From the listing below, extract every line in which the word "placeholder" appears.

::::::

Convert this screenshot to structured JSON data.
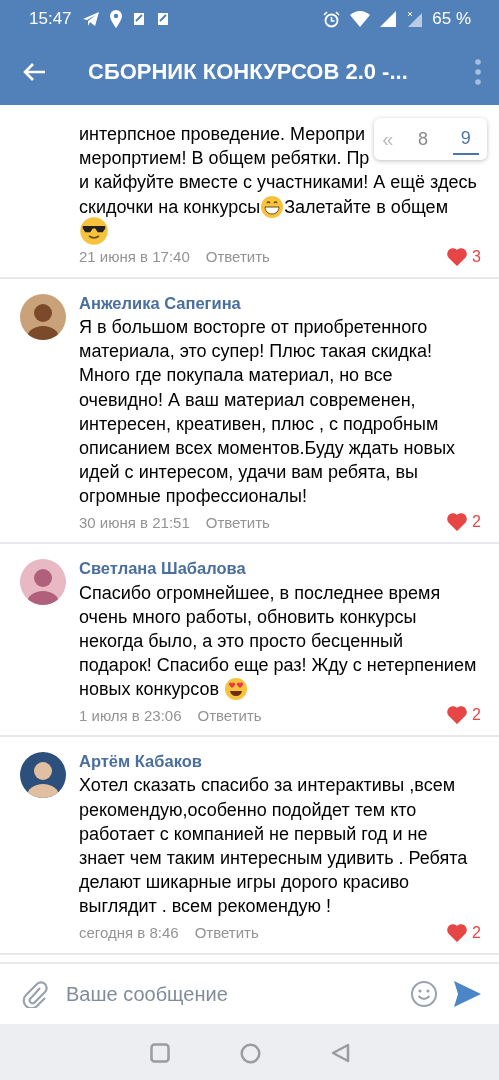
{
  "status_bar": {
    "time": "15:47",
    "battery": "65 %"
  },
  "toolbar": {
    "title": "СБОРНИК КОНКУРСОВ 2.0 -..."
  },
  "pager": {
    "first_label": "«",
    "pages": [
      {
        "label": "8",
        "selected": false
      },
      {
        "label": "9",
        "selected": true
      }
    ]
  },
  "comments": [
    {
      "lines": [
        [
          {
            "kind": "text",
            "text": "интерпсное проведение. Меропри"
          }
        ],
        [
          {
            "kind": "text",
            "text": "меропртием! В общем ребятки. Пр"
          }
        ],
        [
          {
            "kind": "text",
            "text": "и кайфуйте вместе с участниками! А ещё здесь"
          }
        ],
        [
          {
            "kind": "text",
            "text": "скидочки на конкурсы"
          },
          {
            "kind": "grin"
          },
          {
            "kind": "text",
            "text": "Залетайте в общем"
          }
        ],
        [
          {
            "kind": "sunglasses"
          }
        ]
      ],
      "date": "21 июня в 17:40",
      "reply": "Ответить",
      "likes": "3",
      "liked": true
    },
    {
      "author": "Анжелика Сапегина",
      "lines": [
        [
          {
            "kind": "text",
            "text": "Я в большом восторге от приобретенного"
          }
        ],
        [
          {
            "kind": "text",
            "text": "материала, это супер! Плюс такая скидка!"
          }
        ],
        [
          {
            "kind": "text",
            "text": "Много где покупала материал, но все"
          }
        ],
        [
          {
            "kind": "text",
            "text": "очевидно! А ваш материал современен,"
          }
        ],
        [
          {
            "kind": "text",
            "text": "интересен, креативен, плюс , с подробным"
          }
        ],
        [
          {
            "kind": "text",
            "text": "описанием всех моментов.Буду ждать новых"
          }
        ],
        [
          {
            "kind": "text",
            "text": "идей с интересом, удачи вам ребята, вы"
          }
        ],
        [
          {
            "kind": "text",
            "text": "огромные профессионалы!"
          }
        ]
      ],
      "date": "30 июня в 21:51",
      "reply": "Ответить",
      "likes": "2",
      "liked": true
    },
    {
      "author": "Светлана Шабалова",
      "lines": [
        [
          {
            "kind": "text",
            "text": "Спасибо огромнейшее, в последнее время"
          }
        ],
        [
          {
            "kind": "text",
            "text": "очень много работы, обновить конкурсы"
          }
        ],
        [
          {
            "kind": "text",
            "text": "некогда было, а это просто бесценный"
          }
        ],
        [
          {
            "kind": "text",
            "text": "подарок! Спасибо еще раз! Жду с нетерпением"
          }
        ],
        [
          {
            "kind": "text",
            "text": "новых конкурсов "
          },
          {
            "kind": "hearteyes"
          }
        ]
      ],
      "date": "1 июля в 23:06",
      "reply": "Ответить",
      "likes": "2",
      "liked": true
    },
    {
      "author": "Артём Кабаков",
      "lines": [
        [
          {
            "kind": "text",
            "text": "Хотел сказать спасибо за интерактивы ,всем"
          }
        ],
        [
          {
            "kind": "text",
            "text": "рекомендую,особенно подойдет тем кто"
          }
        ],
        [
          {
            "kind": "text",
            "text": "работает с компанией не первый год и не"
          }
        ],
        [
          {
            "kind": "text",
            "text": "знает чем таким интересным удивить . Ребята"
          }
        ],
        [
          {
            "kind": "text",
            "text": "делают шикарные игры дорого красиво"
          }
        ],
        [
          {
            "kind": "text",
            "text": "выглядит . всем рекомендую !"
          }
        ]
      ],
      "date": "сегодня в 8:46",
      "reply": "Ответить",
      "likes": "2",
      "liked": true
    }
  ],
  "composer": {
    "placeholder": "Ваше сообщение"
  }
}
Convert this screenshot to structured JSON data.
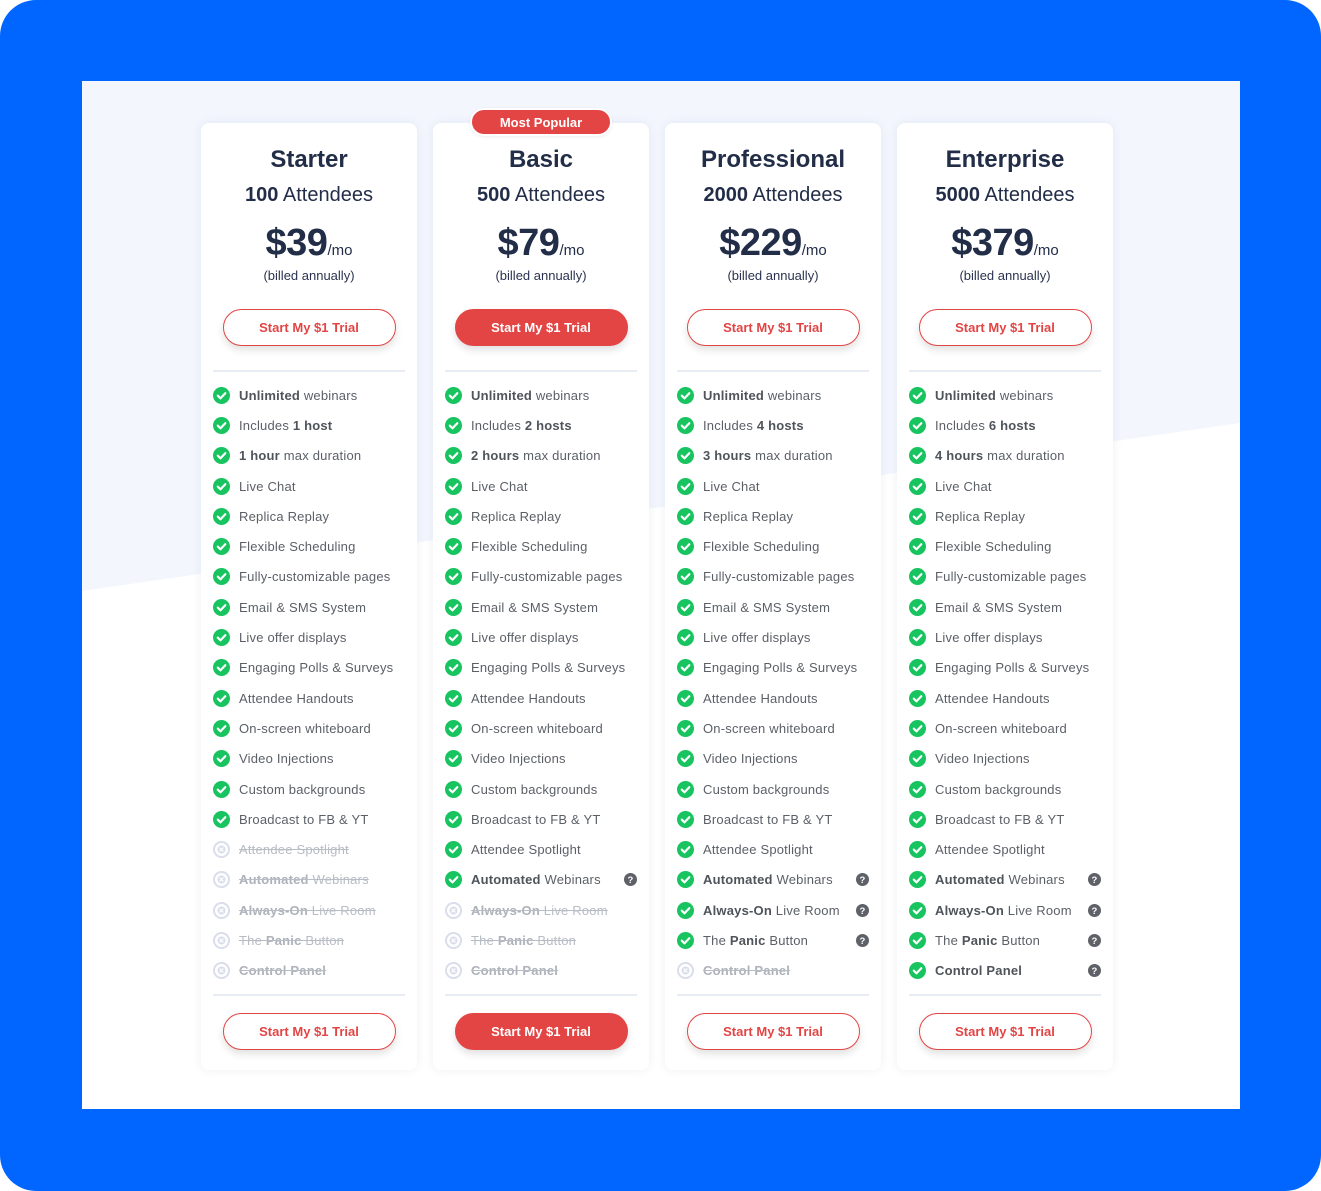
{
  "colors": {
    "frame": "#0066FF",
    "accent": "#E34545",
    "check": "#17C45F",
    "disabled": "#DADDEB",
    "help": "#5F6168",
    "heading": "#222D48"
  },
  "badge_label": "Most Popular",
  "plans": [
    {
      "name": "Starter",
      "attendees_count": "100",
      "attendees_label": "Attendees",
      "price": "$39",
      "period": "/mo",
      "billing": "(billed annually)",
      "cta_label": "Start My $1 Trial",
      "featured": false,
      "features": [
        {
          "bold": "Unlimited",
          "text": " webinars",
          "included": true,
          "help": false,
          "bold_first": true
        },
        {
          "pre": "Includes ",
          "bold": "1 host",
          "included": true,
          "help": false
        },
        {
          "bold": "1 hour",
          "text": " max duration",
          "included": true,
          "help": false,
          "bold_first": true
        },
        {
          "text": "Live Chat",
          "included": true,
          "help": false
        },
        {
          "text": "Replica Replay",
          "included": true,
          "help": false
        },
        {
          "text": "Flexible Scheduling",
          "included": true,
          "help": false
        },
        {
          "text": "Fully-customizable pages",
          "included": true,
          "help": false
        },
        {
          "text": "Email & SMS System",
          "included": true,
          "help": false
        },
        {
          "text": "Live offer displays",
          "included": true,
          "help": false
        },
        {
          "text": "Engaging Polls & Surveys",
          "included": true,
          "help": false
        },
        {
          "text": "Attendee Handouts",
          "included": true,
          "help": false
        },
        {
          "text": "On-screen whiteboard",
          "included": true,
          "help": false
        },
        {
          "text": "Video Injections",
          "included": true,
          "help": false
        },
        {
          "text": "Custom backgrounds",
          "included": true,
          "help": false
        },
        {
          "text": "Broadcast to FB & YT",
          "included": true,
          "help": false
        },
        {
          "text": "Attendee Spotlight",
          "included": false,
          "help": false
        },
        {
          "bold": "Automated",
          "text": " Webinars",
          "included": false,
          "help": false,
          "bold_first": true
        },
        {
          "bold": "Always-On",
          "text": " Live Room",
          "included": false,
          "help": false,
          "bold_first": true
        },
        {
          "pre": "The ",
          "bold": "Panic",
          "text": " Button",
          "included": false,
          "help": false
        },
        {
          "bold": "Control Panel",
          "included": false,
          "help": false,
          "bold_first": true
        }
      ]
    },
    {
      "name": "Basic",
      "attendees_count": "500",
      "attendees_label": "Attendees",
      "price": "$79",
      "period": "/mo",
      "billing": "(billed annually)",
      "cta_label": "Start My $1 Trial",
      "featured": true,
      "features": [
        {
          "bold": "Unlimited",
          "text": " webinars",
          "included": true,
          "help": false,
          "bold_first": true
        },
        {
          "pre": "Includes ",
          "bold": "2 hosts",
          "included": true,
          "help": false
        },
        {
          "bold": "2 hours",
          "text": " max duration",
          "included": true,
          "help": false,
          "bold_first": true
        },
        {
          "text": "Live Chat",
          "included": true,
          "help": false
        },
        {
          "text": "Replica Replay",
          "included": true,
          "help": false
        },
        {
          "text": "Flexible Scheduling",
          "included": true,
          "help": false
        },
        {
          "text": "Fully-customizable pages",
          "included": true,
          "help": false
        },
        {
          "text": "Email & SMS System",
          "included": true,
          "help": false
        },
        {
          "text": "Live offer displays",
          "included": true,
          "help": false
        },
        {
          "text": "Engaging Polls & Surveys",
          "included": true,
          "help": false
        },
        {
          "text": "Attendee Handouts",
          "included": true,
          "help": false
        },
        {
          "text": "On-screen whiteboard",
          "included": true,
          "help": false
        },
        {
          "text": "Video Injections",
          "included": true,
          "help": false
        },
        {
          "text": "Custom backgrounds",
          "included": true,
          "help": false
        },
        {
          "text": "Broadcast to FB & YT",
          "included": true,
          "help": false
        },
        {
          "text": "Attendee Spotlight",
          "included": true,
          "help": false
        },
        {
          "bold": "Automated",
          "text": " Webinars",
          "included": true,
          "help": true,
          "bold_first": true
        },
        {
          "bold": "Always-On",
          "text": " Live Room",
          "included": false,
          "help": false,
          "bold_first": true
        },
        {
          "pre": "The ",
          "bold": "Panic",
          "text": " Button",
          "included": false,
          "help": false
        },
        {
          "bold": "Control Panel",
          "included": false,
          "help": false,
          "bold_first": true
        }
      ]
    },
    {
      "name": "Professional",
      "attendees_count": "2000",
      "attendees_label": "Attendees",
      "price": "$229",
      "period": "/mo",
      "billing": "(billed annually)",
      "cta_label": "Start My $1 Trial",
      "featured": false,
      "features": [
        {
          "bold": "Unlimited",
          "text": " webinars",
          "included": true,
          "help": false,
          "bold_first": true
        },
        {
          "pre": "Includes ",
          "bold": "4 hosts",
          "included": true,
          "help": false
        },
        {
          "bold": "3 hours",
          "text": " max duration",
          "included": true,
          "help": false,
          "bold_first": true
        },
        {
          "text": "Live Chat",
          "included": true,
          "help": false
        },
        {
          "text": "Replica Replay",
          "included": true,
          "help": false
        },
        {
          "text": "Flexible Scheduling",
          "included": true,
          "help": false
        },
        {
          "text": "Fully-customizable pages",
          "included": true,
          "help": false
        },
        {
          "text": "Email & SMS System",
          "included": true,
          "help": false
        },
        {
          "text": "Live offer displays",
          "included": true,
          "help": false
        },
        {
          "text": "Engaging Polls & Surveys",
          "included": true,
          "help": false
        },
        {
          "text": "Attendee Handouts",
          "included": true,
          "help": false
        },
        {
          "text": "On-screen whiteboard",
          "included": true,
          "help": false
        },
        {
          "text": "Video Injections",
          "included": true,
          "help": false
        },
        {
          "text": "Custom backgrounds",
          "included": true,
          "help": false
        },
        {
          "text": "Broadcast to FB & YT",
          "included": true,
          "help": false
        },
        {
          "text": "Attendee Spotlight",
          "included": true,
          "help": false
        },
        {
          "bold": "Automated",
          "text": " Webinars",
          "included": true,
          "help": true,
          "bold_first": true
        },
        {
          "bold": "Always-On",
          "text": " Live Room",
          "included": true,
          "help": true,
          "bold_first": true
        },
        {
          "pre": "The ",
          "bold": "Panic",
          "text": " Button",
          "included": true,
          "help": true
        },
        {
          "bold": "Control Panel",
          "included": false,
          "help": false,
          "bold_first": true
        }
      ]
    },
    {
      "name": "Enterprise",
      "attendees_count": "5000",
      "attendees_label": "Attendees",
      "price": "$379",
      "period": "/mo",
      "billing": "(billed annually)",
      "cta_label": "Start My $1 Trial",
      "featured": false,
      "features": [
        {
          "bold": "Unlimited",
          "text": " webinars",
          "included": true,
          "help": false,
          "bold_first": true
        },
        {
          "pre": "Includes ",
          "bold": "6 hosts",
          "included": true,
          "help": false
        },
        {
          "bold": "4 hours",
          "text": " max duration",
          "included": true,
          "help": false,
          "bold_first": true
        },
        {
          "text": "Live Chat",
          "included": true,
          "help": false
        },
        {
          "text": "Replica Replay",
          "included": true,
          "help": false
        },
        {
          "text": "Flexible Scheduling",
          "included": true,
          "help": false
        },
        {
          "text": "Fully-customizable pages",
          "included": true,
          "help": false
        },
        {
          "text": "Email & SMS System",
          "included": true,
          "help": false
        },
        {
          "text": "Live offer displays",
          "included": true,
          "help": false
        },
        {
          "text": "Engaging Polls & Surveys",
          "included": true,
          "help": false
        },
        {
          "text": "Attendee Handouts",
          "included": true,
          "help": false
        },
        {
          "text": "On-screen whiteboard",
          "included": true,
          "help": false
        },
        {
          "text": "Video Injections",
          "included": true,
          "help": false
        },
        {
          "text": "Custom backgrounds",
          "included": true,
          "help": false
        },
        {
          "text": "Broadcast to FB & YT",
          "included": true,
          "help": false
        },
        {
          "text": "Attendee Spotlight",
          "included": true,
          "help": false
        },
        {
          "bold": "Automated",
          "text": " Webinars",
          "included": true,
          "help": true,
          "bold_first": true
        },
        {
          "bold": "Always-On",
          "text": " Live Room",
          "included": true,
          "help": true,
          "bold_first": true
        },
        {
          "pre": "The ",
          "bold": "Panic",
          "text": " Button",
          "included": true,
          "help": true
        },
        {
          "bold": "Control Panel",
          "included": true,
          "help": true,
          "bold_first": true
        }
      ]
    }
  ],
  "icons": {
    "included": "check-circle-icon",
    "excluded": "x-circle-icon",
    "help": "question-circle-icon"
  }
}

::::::

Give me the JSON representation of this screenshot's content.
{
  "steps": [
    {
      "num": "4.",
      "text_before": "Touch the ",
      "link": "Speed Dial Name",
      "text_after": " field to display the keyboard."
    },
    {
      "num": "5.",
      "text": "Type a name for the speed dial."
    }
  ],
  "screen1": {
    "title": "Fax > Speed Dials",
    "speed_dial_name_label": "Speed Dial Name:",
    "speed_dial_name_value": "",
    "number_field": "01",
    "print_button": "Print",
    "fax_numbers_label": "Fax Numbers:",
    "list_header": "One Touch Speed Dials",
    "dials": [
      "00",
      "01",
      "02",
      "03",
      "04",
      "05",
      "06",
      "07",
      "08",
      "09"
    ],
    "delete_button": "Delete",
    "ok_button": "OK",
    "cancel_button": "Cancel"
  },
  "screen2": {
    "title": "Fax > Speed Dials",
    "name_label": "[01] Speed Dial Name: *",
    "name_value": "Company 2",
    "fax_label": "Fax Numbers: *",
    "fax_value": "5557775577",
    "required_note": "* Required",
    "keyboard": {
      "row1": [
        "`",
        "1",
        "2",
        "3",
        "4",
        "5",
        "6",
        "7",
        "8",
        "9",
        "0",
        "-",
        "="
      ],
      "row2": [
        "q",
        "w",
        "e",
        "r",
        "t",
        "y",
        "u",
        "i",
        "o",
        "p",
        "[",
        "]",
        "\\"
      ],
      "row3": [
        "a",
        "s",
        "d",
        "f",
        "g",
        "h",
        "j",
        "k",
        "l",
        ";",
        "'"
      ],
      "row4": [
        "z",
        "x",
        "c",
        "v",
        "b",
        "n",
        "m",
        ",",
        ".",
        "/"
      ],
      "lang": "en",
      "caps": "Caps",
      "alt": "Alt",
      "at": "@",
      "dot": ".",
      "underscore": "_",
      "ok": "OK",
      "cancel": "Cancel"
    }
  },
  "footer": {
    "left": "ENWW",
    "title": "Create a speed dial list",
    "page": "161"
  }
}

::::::

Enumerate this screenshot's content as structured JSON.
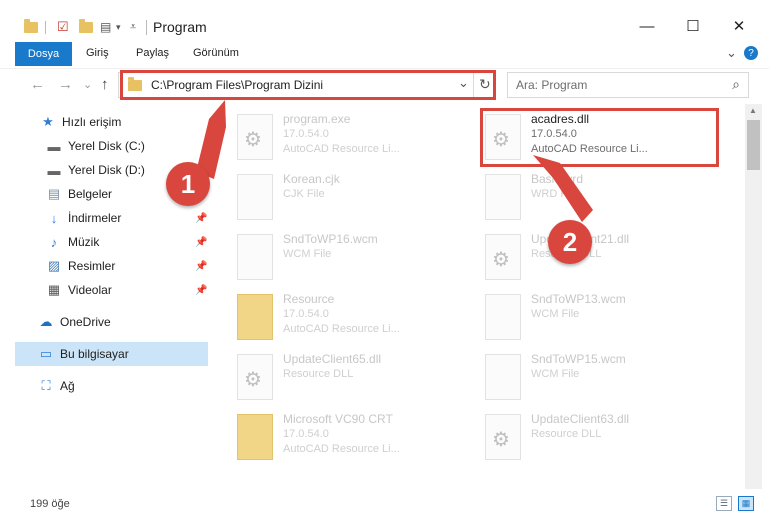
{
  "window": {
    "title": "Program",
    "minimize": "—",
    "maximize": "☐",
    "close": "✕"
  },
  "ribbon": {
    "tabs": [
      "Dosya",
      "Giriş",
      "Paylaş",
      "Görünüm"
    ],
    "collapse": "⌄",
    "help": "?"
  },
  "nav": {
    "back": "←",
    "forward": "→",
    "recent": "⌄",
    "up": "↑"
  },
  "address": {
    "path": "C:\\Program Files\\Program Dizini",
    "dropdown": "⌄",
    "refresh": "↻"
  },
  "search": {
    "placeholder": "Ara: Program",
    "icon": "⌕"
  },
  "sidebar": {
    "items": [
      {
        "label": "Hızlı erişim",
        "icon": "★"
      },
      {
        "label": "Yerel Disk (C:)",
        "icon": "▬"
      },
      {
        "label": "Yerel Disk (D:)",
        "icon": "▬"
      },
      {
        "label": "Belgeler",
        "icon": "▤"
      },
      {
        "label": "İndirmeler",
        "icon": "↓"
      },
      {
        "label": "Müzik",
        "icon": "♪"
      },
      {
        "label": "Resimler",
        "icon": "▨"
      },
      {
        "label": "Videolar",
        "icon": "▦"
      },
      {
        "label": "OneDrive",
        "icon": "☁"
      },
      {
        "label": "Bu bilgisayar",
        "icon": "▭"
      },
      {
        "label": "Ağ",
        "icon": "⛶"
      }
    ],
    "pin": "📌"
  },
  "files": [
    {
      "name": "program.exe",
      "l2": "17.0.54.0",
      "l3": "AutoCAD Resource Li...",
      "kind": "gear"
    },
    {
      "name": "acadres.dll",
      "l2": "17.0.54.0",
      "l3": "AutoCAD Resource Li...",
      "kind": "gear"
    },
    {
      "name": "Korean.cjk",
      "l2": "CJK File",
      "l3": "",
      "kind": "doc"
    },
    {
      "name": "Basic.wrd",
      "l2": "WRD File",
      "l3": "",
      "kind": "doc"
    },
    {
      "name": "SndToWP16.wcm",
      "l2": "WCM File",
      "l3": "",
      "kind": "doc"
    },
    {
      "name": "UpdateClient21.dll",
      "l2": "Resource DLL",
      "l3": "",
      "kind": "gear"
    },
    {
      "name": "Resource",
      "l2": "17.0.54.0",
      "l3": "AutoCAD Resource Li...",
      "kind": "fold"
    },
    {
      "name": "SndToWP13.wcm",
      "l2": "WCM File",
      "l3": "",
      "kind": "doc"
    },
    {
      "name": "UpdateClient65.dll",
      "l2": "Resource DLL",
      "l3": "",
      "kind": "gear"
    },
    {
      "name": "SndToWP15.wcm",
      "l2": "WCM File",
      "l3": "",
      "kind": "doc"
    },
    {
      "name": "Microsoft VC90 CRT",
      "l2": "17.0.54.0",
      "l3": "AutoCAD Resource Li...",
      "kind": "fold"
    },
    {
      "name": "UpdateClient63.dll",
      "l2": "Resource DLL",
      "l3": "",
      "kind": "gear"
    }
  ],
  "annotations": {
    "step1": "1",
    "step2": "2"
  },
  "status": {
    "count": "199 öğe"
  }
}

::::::

* Completed exercise *
    "placeholder": "Ваше сообщение"
    "placeholder": "Ara: Program",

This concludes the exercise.